Start of DATA SHOWN

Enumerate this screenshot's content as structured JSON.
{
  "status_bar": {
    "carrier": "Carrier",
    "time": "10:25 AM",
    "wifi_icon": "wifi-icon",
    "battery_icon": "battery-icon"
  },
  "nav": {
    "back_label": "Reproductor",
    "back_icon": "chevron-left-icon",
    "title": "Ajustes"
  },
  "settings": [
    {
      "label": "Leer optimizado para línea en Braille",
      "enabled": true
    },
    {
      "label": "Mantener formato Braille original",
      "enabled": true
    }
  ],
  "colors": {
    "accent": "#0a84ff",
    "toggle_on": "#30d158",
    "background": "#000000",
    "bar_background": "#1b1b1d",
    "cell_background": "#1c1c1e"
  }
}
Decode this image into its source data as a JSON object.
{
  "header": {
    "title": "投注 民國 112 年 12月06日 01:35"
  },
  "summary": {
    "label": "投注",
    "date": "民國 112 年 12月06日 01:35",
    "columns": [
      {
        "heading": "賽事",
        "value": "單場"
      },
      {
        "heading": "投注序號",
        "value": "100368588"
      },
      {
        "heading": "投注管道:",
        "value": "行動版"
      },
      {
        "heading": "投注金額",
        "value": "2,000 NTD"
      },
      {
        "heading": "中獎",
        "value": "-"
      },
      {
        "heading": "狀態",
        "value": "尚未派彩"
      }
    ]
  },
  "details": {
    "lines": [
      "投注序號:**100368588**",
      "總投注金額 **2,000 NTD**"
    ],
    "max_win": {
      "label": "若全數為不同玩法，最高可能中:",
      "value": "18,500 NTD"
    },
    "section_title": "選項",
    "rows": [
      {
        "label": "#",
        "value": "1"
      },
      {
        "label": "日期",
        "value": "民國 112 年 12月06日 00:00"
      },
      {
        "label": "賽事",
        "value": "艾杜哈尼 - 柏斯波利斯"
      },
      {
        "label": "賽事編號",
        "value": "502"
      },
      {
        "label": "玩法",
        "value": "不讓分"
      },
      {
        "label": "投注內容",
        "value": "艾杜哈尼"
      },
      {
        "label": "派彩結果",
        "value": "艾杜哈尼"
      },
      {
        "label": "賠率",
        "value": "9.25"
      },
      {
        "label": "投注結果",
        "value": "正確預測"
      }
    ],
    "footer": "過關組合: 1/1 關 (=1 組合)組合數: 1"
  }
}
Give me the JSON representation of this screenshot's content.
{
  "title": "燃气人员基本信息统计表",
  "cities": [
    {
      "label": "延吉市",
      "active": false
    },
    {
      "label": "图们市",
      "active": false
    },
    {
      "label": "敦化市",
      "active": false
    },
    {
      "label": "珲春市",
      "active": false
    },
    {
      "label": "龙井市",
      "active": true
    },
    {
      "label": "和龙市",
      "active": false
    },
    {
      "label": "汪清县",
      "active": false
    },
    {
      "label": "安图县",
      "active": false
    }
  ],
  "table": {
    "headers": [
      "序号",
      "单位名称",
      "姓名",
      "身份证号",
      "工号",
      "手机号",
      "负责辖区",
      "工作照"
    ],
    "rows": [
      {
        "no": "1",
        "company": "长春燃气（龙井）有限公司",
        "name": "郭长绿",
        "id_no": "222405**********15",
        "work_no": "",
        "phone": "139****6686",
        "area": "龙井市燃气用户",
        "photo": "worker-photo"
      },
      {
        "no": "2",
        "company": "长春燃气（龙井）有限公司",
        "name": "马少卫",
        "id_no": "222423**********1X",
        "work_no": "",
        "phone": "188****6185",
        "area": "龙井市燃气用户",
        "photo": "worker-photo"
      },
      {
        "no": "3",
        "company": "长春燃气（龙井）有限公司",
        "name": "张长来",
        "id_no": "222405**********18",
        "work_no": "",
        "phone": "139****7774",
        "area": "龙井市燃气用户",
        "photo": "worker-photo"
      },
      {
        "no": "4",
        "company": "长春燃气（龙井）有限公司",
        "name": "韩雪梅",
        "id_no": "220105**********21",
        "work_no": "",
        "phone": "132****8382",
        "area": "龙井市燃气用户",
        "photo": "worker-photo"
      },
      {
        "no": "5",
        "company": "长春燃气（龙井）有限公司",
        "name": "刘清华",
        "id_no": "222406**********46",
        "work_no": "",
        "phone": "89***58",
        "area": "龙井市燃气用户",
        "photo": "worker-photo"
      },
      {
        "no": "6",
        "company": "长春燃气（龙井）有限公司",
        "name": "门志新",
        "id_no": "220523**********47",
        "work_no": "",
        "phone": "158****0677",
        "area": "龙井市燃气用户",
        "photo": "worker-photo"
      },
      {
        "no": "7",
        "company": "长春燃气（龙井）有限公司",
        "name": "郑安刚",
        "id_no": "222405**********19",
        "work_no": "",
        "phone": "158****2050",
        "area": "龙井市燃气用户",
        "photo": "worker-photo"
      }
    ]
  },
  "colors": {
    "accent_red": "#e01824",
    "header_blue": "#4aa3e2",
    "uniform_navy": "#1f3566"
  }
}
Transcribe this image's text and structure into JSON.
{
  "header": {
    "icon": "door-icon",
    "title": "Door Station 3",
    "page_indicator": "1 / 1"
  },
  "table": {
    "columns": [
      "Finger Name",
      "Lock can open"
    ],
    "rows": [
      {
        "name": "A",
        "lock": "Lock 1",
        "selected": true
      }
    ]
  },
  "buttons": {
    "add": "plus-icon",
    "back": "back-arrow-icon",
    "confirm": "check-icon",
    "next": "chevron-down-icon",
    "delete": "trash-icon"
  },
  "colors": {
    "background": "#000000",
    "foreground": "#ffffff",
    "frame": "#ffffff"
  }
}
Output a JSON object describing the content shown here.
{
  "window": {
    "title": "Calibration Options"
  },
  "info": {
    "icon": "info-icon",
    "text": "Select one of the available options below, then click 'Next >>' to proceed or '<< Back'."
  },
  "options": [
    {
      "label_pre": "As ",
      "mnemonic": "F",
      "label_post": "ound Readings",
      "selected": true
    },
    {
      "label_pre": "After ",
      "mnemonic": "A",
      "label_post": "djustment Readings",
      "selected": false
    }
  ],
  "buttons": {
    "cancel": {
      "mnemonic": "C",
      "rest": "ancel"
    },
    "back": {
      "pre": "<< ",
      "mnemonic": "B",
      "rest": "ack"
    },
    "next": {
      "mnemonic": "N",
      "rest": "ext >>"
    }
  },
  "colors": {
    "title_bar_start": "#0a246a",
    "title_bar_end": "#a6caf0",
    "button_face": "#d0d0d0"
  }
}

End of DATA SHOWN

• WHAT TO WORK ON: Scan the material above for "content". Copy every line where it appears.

• OUTPUT:
Enumerate this screenshot's content as structured JSON.
Give me the JSON representation of this screenshot's content.
Output a JSON object describing the content shown here.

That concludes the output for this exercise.